### PROVIDED DATA
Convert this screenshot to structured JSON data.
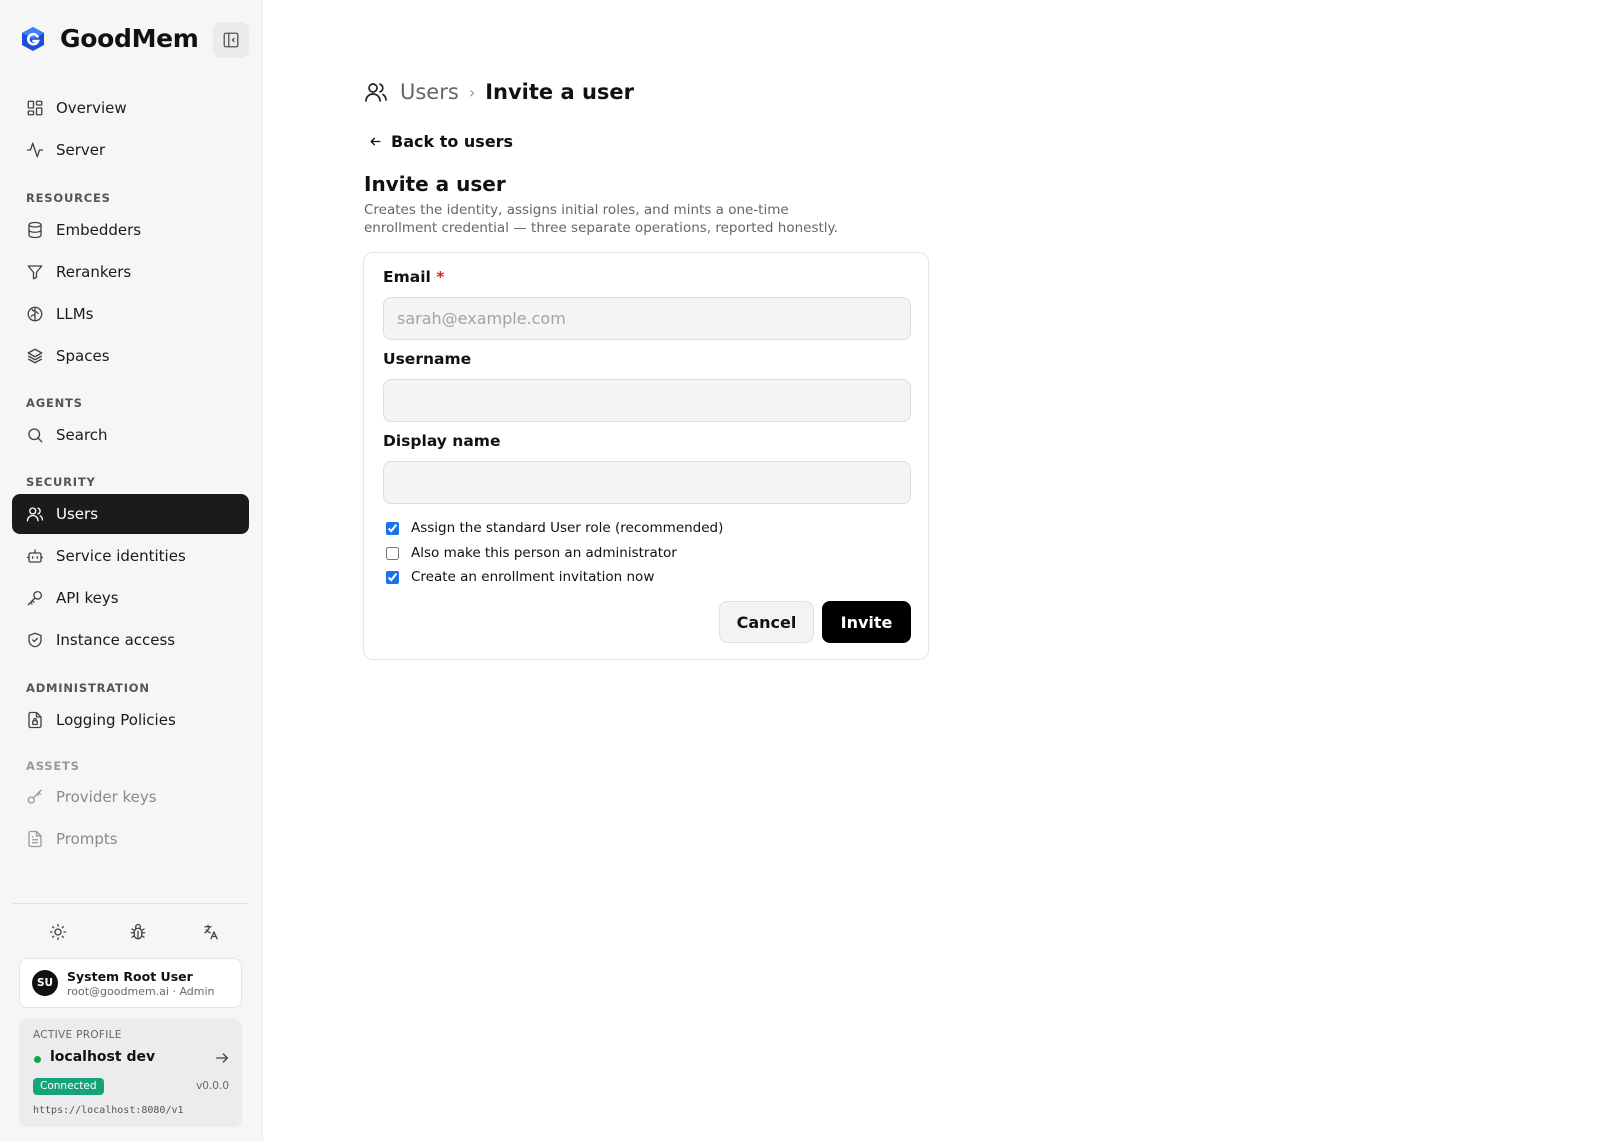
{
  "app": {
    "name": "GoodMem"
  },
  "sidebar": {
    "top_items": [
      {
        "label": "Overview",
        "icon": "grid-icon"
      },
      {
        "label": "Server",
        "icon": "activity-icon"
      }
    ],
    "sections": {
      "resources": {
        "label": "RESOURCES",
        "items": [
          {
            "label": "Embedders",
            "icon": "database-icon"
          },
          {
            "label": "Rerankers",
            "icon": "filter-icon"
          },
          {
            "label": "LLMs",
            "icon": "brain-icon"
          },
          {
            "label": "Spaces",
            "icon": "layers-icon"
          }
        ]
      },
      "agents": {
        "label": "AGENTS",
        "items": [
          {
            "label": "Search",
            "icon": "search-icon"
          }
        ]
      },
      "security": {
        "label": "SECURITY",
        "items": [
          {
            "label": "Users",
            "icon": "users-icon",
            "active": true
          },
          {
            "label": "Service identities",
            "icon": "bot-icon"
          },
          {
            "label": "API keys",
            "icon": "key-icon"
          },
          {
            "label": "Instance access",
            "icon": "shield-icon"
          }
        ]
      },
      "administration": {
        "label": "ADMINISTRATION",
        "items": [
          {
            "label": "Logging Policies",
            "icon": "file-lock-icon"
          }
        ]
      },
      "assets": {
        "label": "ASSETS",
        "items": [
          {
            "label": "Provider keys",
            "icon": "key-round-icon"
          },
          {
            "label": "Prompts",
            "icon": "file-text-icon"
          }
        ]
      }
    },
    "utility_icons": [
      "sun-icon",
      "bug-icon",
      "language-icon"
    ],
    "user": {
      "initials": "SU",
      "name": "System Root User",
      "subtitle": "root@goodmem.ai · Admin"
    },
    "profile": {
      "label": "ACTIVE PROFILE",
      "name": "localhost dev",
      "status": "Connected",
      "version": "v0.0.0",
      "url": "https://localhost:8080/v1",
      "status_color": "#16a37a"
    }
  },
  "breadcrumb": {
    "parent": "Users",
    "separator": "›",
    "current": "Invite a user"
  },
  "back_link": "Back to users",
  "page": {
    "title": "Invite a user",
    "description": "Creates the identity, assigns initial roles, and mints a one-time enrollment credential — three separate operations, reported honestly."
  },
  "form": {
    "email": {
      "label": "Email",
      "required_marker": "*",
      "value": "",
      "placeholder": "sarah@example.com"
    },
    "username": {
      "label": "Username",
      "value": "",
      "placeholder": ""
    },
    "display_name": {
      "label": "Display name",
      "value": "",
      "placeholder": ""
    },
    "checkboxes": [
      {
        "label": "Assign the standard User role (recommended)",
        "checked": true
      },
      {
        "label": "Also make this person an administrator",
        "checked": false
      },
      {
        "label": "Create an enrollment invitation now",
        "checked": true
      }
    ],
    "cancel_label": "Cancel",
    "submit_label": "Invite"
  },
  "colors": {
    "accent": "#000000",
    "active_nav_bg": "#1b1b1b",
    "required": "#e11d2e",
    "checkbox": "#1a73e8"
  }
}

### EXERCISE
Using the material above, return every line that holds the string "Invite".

### EXPECTED ANSWER
    "current": "Invite a user"
    "title": "Invite a user",
    "submit_label": "Invite"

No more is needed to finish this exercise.